2. Combine the liquid with the rice wine, soy sauce and sugar and set aside.
3. Cut mushroom stems.
4. Heat wok over medium-high/high heat. When hot, add sesame oil (should sizzle when drops of water added).
5. Add ginger for about 30 seconds.
6. Add carrots and stir-fry for 1 minute.
7. Add mushrooms and lily buds for 1 minute.
8. Add water chestnuts, bamboo shoots, snow peas, cabbage, and lotus seeds for 1 minute.
9. Add bean curd for 30 seconds.
10. Add the sauce (add more if necessary) and keep stirring – once it boils, turn heat down a bit and simmer. Season.

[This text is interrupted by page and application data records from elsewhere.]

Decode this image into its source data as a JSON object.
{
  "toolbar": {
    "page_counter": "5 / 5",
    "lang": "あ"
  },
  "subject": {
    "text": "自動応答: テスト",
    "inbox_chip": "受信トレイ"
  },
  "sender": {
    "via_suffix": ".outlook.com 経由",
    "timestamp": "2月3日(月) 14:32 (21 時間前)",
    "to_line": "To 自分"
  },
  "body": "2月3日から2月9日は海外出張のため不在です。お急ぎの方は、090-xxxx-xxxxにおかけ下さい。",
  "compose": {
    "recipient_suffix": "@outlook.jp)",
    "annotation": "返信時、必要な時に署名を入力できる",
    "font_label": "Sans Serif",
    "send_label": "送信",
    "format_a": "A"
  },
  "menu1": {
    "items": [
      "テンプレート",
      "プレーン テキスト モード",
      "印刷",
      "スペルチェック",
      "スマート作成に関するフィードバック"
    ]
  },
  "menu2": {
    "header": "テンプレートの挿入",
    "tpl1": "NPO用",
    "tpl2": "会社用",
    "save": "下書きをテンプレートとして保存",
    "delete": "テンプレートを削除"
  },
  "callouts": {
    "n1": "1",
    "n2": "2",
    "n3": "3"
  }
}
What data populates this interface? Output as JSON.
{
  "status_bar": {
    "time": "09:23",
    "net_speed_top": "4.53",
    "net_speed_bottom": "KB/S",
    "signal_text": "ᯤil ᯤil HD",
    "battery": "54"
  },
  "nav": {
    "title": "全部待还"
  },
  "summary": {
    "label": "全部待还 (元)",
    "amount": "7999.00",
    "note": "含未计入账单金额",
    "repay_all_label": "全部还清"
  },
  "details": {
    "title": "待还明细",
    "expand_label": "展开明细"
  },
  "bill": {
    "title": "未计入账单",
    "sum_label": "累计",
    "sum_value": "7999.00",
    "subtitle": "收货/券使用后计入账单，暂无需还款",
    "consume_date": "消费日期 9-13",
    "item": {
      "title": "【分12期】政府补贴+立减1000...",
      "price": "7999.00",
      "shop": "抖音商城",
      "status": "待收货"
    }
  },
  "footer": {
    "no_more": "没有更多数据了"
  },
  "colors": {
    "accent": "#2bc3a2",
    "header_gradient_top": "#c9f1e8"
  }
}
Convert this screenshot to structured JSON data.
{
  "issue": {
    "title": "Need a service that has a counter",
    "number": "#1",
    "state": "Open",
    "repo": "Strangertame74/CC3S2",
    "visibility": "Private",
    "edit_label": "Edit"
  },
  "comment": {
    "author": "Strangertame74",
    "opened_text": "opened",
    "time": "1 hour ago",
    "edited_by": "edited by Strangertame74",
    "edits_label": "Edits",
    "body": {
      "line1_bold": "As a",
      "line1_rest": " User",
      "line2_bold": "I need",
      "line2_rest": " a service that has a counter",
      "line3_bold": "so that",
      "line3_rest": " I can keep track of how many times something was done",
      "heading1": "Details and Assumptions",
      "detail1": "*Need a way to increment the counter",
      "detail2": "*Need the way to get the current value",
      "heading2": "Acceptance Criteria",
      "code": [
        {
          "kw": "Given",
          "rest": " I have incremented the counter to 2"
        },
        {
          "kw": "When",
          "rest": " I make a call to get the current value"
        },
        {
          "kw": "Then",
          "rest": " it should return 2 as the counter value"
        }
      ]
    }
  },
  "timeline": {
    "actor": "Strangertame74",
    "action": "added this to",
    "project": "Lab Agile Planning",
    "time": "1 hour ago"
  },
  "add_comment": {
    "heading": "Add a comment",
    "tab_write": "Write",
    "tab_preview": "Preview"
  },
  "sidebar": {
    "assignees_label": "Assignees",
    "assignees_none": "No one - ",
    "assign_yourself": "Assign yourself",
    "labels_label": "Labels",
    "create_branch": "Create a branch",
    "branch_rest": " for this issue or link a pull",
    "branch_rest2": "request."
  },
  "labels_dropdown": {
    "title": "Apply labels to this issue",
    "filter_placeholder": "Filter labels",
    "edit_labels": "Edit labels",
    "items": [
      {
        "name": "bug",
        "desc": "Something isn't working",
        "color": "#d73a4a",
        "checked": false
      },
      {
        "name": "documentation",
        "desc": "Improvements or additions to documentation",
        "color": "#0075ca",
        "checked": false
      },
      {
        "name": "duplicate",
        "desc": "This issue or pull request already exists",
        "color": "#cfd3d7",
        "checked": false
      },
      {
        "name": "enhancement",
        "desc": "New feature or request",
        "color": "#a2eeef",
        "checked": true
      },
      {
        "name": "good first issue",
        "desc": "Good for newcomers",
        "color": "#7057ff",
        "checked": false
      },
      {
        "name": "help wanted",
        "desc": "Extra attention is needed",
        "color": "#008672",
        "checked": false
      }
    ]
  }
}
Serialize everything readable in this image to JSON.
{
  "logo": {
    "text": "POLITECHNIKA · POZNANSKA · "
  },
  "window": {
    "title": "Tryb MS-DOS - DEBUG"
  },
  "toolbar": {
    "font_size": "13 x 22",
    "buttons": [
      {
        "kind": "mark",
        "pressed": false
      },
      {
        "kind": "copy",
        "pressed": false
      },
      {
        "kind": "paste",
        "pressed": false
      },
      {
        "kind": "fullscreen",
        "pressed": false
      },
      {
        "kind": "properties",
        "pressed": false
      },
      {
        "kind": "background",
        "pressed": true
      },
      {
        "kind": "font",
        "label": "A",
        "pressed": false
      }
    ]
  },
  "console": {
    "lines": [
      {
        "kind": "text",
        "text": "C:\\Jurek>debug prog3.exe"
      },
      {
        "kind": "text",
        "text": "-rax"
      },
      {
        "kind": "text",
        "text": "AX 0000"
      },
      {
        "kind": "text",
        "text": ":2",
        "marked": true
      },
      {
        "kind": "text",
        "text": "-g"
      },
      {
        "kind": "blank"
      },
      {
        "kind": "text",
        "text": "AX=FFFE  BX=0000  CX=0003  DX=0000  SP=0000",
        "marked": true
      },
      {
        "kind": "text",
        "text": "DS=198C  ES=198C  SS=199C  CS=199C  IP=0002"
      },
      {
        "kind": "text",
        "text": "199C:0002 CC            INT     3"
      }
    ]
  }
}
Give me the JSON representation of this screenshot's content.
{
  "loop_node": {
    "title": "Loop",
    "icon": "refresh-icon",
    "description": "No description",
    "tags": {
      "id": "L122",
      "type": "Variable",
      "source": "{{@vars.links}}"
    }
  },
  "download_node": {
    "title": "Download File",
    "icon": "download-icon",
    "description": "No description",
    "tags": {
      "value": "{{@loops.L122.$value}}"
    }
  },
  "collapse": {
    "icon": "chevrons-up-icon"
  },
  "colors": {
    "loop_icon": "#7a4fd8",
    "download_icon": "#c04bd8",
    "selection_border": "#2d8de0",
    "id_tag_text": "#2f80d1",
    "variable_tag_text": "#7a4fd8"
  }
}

1 package round dumpling wrappers
4 Chinese Black mushrooms, pre-soaked, chopped
1 carrot, grated
1 medium Napa cabbage, shredded
2 inches ginger, grated
4 green onions, choped
2 TB five spice powder
1 TB cornstarch mixed with water
1. Heat wok over medium-high/high heat. When hot, add sesame oil (should sizzle when drops of water added).
2. Add ginger and stir-fry til fragrant – do not burn.
3. Add mushrooms until they shrink.
4. Add carrots and stirfry.
5. Add five-spice powder and salt to taste
6. Add cabbage and stir-fry until it wilts.
7. Add green onions.
8. Add cornstarch/water mixture until mixture sticks together.
9. Take off heat and let cool.
10. Put 1TB or so of mixture in middle of each wrapper, wet edges, and make dumplings.
11. Heat skillet and add a few TB of oil, add dumplings and fry for about 1 minute or edge gets brown (move around so they don’t stick). You can continue to fry all sides, or remove and steam in bamboo steamers for about 2-3 minutes.
12. Dip with dipping sauces (i.e. soy ginger (soy sauce, minced ginger, pepper, sesame oil), sweet chili, hoisin, and hot chili garlic.
3.5 cups glutinous rice flour
2.5 cups Chinese slab brown sugar
2 cups Coconut cream
1.5 cups water
1. Boil water and add brown sugar until it melts. Remove from heat.
2. Stir in coconut cream (can take cream of can of coconut milk – just don’t shake).
3. When room temperature, add in flour and mix until thick.
4. Pour into molds.
5. Steam for about 1 hour. About 30 minutes in, place date on top.